START Supplied entries
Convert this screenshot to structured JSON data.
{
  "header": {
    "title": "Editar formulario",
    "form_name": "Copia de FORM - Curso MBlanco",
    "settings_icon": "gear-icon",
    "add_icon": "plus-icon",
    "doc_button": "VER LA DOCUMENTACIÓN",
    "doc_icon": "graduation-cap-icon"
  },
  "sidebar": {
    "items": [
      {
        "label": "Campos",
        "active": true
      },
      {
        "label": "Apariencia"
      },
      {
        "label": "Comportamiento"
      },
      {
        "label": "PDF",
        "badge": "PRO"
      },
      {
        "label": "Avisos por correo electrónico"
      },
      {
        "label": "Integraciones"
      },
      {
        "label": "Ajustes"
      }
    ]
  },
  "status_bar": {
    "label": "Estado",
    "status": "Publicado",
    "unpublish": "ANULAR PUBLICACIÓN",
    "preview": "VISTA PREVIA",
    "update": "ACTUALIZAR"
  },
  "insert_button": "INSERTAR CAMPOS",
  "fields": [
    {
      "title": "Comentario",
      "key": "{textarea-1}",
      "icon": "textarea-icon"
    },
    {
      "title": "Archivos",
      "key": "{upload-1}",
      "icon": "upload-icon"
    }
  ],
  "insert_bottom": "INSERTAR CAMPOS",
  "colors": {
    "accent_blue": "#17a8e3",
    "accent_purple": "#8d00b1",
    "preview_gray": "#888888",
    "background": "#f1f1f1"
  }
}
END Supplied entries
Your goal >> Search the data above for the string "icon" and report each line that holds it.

Written answer >>
    "settings_icon": "gear-icon",
    "add_icon": "plus-icon",
    "doc_icon": "graduation-cap-icon"
      "icon": "textarea-icon"
      "icon": "upload-icon"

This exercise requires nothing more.